Until recently, it was thought that environmental factors were the primary cause of Parkinson's disease. A genetic link was thought to exist in the rare early onset form of the disease in people diagnosed before age 40 (children as young as 14 have been diagnosed with the juvenile form of Parkinson's disease), but not in the more common form of the disease in which people, on average, are diagnosed at about 60 years. The first Parkinson's disease gene was identified in 1997.
Dr. Nichols is a geneticist who specializes in the identification of novel disease genes. In addition to Parkinson's disease, he conducts research on primary pulmonary hypertension and juvenile rheumatoid arthritis.
The Cincinnati Children's study was funded by the National Institute of Neurological Disorders and Stroke of the National Institutes of Health.
Cincinnati Children's conducted this research in conjunction with Dr. Singleton of the National Institute on Aging, and Tatiana Foroud, PhD, of Indiana University Medical Center, who is also a co-author and principal investigator of an $8 million grant from the National Institute of Neurological Disorders and Stroke (NINDS).

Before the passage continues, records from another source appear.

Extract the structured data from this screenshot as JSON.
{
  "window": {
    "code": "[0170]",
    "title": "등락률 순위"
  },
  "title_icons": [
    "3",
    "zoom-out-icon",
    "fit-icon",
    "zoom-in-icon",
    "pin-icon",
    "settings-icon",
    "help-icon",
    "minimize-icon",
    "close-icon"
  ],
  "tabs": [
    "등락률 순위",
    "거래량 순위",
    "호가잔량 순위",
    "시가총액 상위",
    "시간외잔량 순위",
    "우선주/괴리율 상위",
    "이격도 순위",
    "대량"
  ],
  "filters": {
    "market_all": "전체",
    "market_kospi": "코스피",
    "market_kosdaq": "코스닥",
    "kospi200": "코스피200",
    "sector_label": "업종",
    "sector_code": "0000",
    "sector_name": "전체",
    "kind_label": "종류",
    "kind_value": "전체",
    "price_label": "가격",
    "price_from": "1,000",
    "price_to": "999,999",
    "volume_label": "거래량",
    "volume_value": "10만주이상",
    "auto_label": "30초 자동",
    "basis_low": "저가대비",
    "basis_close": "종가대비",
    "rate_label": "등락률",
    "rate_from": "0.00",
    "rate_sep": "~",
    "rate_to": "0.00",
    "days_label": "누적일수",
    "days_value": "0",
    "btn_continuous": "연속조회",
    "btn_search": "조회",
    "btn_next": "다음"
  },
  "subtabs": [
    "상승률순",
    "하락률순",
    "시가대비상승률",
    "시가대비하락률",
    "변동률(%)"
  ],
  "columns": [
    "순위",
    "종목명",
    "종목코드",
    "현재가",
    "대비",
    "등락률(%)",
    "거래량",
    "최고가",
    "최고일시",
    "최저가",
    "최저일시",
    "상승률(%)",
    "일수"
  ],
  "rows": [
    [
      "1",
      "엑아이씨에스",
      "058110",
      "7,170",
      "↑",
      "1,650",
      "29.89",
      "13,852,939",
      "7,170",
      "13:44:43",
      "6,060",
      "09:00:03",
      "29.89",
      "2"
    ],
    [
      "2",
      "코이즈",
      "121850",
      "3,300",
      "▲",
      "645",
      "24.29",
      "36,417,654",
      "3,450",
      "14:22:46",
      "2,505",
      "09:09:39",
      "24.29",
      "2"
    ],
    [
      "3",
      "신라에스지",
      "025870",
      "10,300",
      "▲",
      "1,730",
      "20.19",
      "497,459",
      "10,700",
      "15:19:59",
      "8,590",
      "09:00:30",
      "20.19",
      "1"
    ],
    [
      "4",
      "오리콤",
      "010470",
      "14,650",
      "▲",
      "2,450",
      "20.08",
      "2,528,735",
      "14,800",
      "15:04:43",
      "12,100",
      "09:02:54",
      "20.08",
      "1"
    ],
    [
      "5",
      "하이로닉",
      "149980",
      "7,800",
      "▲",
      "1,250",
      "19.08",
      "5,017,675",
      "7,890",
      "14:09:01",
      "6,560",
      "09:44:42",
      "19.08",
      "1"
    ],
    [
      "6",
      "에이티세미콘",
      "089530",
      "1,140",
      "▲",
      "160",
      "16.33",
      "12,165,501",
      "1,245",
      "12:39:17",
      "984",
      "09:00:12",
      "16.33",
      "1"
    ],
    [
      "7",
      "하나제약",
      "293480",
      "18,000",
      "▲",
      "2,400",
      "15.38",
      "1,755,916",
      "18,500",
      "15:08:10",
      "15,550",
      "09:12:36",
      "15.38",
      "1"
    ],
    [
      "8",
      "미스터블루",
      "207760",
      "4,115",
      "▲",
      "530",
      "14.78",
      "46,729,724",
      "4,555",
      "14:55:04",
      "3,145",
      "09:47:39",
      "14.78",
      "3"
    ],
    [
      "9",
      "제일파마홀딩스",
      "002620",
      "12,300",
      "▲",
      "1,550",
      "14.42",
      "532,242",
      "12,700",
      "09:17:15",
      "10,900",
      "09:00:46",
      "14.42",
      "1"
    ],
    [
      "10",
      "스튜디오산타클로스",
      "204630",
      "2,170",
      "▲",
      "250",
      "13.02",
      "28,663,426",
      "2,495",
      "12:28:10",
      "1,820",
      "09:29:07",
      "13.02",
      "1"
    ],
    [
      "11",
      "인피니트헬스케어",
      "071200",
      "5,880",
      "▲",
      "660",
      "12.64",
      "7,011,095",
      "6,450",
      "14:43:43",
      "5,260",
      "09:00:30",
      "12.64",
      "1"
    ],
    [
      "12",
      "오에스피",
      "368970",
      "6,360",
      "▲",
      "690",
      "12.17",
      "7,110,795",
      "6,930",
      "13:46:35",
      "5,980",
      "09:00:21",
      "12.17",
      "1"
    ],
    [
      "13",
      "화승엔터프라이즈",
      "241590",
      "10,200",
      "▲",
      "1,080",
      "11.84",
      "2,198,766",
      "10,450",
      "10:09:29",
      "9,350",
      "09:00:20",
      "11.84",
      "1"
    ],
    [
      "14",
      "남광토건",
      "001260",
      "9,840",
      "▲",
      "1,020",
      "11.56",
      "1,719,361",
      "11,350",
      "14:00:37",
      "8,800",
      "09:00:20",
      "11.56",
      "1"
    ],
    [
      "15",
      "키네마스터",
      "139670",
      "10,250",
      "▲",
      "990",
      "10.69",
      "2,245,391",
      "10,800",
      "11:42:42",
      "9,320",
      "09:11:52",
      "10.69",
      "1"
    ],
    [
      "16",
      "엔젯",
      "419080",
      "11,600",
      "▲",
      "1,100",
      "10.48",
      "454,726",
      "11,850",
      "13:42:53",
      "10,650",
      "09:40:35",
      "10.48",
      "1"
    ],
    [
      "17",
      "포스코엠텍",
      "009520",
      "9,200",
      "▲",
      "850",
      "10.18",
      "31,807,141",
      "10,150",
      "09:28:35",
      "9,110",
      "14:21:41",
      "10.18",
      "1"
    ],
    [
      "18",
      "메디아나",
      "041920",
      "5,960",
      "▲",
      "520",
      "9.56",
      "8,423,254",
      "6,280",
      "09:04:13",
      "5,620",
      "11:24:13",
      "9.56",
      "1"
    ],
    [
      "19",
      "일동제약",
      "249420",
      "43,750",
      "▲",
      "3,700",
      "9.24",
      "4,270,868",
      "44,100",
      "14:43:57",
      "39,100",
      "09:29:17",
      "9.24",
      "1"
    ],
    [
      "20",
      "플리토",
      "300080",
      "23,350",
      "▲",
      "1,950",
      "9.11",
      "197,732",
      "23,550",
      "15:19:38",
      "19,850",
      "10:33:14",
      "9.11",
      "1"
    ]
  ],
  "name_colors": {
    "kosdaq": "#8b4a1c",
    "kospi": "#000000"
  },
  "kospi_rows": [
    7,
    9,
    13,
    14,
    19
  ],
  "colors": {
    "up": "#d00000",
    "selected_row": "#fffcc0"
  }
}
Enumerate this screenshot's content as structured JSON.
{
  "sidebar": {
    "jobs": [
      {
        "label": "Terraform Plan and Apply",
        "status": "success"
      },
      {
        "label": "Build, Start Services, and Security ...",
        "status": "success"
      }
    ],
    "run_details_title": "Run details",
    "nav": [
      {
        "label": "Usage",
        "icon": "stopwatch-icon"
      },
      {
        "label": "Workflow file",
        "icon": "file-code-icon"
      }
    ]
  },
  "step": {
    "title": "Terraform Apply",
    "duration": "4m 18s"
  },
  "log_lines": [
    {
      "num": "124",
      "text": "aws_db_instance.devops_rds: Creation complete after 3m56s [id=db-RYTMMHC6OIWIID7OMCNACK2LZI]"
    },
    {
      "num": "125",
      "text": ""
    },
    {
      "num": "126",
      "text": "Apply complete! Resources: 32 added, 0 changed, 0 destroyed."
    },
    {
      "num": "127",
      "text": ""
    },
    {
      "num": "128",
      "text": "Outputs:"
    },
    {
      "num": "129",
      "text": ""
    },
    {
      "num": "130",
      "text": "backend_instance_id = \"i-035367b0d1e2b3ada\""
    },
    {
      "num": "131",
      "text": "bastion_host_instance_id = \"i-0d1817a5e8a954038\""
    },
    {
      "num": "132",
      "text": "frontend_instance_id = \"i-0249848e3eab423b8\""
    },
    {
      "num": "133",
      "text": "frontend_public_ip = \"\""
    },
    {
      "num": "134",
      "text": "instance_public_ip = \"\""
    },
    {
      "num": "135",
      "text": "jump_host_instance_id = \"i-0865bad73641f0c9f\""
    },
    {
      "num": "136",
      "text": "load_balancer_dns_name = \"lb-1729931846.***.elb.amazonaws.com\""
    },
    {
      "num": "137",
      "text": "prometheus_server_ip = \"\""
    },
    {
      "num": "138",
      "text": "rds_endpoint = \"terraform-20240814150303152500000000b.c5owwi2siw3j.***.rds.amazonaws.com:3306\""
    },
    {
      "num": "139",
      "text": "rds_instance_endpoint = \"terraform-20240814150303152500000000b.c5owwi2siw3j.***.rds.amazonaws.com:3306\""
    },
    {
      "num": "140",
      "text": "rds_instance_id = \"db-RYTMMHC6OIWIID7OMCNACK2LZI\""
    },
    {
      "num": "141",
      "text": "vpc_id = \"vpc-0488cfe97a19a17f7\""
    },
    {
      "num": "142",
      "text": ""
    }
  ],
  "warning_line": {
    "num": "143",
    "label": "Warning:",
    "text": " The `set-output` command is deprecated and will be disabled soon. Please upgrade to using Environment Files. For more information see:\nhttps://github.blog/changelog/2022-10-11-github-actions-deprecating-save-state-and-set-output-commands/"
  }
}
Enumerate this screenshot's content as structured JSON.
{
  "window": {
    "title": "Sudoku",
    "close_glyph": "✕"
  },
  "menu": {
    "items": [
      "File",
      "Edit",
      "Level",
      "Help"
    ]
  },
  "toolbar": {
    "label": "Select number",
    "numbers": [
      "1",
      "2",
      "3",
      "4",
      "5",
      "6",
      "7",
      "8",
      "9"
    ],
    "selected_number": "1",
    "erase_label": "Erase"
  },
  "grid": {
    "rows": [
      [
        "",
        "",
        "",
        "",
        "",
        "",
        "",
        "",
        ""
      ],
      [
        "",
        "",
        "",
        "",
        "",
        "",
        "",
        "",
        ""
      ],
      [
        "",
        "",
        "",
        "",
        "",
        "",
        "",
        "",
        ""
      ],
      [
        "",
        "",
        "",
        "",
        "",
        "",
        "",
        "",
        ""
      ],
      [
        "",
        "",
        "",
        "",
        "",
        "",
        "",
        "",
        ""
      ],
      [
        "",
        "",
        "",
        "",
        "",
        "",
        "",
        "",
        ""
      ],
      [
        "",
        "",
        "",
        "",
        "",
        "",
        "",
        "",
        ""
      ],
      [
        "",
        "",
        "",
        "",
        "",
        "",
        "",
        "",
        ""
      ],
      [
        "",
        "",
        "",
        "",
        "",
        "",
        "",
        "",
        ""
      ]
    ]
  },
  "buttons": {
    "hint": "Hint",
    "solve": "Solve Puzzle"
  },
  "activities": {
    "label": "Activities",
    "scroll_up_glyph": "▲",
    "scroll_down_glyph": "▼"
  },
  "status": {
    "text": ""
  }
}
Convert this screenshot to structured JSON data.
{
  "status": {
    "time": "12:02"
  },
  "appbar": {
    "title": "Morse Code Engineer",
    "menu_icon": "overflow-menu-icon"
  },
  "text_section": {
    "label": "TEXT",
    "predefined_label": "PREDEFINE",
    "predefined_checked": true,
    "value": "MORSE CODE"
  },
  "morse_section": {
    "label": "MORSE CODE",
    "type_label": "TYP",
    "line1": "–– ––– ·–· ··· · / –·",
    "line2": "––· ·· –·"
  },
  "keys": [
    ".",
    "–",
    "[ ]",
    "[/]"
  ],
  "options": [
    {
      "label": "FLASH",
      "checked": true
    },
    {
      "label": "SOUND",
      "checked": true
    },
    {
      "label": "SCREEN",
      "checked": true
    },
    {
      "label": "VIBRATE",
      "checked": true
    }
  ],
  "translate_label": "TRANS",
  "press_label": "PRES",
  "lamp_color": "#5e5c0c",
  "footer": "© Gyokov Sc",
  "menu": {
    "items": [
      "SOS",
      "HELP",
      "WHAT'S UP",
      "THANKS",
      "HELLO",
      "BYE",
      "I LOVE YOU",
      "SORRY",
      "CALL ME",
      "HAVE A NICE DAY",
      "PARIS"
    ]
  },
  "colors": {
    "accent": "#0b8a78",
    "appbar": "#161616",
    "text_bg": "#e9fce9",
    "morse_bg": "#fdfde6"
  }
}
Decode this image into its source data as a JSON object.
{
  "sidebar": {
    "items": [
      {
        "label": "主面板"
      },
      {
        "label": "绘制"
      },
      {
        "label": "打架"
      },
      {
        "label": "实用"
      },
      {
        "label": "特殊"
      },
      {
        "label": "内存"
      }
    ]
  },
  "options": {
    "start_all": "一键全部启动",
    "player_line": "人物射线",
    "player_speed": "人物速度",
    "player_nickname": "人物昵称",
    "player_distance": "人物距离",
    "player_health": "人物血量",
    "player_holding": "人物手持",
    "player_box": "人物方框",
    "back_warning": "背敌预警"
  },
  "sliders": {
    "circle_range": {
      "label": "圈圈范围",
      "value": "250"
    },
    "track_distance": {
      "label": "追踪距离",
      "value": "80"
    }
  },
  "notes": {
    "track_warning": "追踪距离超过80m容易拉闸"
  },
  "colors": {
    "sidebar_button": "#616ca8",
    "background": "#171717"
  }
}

Cincinnati Children's is a 423-bed institution devoted to bringing the world the joy of healthier kids. Cincinnati Children's is dedicated to transforming the way health care is delivered by providing care that is timely, efficient, effective, family-centered, equitable and safe. It ranks third nationally among all pediatric centers in research grants from the National Institutes of Health. The Cincinnati Children's vision is to be the leader in improving child health.
The Parkinson Study Group (PSG) has formed a collaborative effort (termed PROGENI) with geneticists at Indiana University School of Medicine and Cincinnati Children's Hospital Medical Center to study genetic and other risk factors that may be important in the development of Parkinson's disease. Dr. Clifford Shults, University of California, San Diego, is the PSG Co-Investigator of the study, overseeing clinical aspects of the research. The University of Rochester, with Dr. Alice Rudolph, is the site of the Clinical Trials Coordination Center (CTCC) which handles patient recruitment. Drs. Shults and Rudolph are also co-authors on the Cincinnati Children's study.
Amy Reyes, firstname.lastname@example.org